AVMA wanted to stray away from media reports and breed discrimination, focusing only on verifiable data and accurate sources. The data was collected from homicide detectives, animal control reports, and investigators. The results showcased that most dog bite-related fatalities were caused by preventable factors, where breed was not a factor.

The factors that were ruled out were owner failure to neuter dogs (84.4 percent), compromised ability of victims to interact appropriately with dogs (77.4 percent), dogs kept isolated from regular positive human interactions versus family dogs (76.2 percent), owners’ prior mismanagement of dogs (37.5 percent), and owners’ history of abuse or neglect of dogs (21.1 percent).

This study supports multifaceted options to decrease dog bites, instead of breed discrimination and BSL.

Cydney Cross, founder of Out Of the Pits community service and rescue and adjunct professor at SUNY Cobleskill’s canine program, agrees that no breed of dog is inherently dangerous.

“The media and public portrayal of pit bulls being dangerous sells in the media,” says Cross. “Twenty-two years ago when we started this rescue, it was German shepherds and Dobermans portrayed as dangerous, and back in those times I had a German shepherd and everyone thought I was crazy, but she was a stellar dog.”

The responsibility always will fall on the shoulders of owners and good citizens will always abide the law, follow correct procedure and take steps toward creating a safe environment for their dog and the public, however there will always be people “that haven’t socialized their dogs, that keep them tied on chains and don’t spay or neuter them.”

Cross mentioned that she was very impressed with the Montreal Humane Society and the work they have been doing since the by-law has been ruled; dogs falling under the description of pit bull-types have been moved to other regions of Canada that do not fall under those regulations, as well as helping owners who cannot afford the new permits.

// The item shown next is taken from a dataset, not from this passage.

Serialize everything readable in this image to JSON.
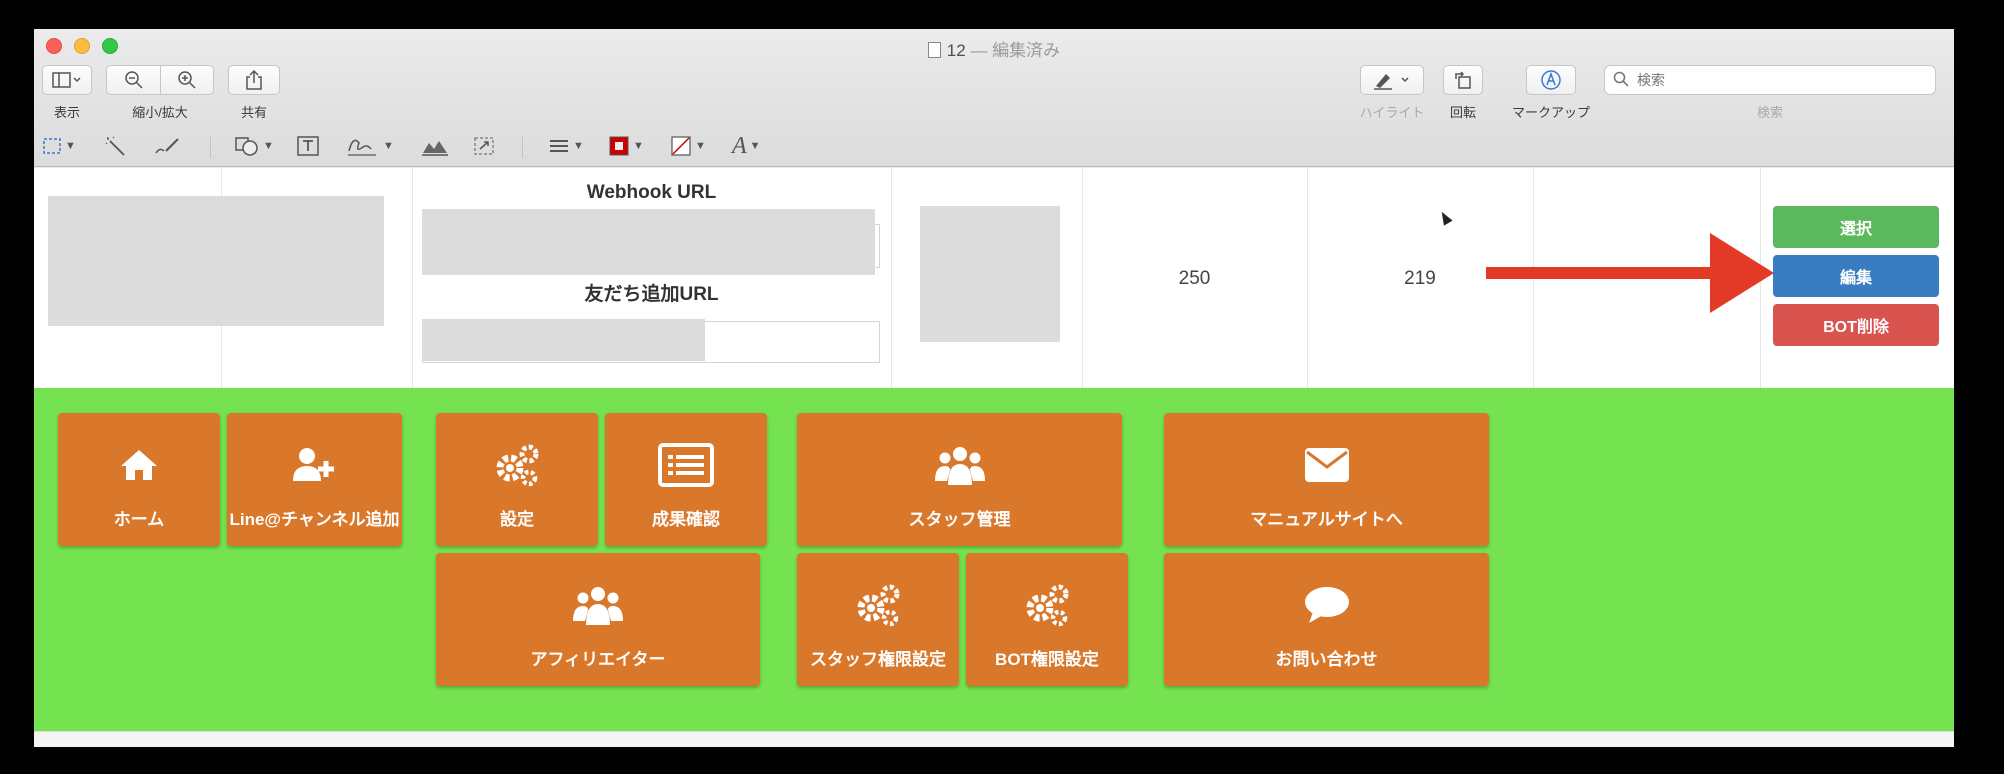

“Dogs never make a decision to be bad, they just make a decision to handle the situation with the tools they have on board,” says Cross. “Sometimes the dog’s character can fail them, just like people.”